This preview has intentionally blurred sections. Sign up to view the full version.
View Full Document
Unformatted text preview: Homework 7: # 4.22, 5.15, 5.21, 5.23, Foucault pendulum Michael Good Oct 9, 2004 4.22 A projectile is fired horizontally along Earth’s surface. Show that to a first approximation the angular deviation from the direction of fire resulting from the Coriolis effect varies linearly with time at a rate ω cos θ where ω is the angular frequency of Earth’s rotation and θ is the colatitude, the direction of deviation being to the right in the northern hemisphere. Answer: I’ll call the angular deviation ψ . We are to find ψ = ω cos θt We know ω is directed north along the axis of rotation, that is, sticking out of the north pole of the earth. We know θ is the colatitude, that is, the angle from the poles to the point located on the surface of the Earth. The latitude, λ is the angle from the equator to the point located on the surface of the Earth. λ = π/ 2 θ . Place ourselves in the coordinate system of whoever may be fir ing the projectile on the surface of the Earth. Call y the horizontal direction pointing north (not toward the north pole or into the ground, but horizontally north), call x the horizontal direction pointed east, and call z the vertical di rection pointed toward the sky. With our coordinate system in hand, lets see where ω is. Parallel transport it to the surface and note that it is between y and z . If we are at the north pole, it is completely aligned with z , if we are at the equator, ω is aligned with y . Note that the angle between z and ω is the colatitude, θ .( θ is zero at the north pole, when ω and z are aligned). If we look at the components of ω , we can take a hint from Goldstein’s Figure 4.13, that deflection of the horizontal trajectory in the northern hemisphere will depend on only the z component of ω , labeled ω z . Only ω z is used for our approximation. It is clear that there is 1 no component of ω in the x direction. If we took into account the component in the y direction we would have an effect causing the particle to move into the vertical direction, because the Coriolis effect is F c = 2 m ( ω × v ) and ω y × v would add a contribution in the z direction because our projectile is fired only along x and y , that is, horizontally.

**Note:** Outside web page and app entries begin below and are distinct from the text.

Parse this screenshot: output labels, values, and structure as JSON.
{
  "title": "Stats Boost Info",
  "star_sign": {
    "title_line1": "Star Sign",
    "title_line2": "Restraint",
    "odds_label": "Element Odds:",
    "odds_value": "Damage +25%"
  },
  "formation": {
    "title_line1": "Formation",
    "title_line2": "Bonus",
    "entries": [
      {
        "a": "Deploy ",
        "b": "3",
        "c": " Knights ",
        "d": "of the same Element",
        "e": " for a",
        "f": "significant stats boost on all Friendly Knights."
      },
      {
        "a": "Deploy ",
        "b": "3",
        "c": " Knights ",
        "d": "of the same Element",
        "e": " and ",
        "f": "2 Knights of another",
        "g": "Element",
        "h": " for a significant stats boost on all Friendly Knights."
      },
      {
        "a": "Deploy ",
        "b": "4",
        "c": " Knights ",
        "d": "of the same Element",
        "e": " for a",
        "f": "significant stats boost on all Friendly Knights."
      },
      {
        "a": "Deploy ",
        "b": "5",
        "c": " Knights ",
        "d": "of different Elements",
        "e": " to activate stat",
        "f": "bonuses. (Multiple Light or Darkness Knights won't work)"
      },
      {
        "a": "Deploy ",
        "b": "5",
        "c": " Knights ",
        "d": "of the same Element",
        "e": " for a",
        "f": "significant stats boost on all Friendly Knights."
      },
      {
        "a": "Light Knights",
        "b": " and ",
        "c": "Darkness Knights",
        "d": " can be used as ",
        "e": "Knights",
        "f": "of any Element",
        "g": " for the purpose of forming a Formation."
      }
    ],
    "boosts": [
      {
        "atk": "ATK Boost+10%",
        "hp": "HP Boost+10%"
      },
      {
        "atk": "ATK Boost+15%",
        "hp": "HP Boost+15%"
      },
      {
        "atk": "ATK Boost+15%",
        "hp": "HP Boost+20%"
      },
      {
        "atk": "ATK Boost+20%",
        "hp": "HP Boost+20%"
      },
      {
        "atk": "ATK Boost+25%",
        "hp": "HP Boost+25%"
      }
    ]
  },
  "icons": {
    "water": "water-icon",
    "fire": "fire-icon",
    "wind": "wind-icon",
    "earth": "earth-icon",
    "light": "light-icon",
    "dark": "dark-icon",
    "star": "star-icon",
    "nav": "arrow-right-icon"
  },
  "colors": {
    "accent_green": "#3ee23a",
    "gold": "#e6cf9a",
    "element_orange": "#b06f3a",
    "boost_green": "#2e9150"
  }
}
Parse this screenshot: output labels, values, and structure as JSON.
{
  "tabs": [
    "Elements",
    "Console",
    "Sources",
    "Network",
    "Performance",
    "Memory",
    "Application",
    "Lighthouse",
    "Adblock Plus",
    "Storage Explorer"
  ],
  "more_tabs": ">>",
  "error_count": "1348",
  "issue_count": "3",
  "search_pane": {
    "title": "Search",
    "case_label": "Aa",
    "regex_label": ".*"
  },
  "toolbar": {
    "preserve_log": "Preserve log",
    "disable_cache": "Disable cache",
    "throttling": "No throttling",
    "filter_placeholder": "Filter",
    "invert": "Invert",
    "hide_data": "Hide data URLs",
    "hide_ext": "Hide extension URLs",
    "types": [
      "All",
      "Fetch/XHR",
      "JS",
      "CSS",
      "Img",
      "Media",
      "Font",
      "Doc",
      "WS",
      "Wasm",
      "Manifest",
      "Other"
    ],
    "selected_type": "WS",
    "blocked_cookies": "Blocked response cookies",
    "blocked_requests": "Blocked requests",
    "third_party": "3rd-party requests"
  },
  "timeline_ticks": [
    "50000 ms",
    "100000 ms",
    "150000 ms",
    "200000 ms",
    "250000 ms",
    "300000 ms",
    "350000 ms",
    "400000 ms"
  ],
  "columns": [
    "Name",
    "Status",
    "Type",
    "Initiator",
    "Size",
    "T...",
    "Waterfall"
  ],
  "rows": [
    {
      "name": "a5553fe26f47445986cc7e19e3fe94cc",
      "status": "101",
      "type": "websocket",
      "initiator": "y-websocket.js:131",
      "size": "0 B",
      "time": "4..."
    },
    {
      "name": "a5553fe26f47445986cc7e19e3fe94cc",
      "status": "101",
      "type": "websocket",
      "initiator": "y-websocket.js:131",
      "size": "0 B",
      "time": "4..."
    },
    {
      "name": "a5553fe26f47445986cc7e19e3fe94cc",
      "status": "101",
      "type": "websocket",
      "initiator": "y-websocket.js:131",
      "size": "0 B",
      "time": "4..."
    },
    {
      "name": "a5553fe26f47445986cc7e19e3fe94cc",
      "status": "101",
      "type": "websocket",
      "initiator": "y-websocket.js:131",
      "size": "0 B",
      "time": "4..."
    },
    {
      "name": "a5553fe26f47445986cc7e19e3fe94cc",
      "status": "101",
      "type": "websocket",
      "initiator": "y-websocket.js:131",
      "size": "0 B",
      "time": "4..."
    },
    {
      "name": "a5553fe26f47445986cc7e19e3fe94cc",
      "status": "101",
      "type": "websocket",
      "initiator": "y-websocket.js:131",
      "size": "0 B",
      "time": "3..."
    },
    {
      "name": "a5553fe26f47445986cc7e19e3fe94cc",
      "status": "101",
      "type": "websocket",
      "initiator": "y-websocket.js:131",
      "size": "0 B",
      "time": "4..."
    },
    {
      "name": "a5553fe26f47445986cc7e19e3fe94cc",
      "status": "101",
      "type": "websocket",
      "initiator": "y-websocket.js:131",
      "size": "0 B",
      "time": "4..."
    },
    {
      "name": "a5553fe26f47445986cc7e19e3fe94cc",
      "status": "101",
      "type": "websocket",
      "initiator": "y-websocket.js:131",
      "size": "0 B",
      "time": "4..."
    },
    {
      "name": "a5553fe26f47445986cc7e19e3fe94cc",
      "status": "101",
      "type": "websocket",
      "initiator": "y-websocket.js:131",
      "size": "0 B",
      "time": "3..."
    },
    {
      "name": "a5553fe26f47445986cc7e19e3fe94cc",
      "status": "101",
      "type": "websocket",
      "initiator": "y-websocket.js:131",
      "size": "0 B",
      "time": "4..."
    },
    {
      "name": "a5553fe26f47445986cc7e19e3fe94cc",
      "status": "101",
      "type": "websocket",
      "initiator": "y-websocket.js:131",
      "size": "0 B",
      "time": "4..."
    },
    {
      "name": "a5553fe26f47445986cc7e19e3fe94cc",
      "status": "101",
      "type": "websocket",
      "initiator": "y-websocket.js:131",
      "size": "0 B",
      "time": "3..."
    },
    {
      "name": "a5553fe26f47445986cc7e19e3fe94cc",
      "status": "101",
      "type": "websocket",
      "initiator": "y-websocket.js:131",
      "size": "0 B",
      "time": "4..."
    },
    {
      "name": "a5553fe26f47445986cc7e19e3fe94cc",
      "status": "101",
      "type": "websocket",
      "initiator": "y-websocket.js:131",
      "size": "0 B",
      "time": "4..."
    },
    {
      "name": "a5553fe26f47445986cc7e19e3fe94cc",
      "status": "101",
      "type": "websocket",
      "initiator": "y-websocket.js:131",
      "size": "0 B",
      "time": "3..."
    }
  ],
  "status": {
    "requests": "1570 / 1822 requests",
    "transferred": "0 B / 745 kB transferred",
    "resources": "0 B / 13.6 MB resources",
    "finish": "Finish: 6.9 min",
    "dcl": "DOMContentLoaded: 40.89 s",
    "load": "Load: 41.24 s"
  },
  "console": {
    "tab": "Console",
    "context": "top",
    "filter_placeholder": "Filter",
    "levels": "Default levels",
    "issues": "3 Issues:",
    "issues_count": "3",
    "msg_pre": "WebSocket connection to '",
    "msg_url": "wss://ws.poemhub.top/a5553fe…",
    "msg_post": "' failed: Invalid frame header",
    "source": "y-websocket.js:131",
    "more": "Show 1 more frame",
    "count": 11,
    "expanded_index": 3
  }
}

So following Goldstein’s figure, we shall only be concerned with ω z . Our acceleration due to the Coriolis force is a c = 2( ω × v ) = 2( v × ω ) The component of ω in the z direction is ω z = ω cos θ . Thus the magnitude of the acceleration is a c = 2 vω cos θ The distance affected by this acceleration can be found through the equation of motion, d = 1 2 a c t 2 = vω cos θt 2 And using a small angle of deviation, for ψ we can draw a triangle and note that the distance traveled by the projectile is just x = vt ....
View
Full
Document
This note was uploaded on 03/17/2012 for the course PHYS 202 taught by Professor Atkin during the Spring '12 term at Amity University.
 Spring '12
 atkin
 Work

Click to edit the document details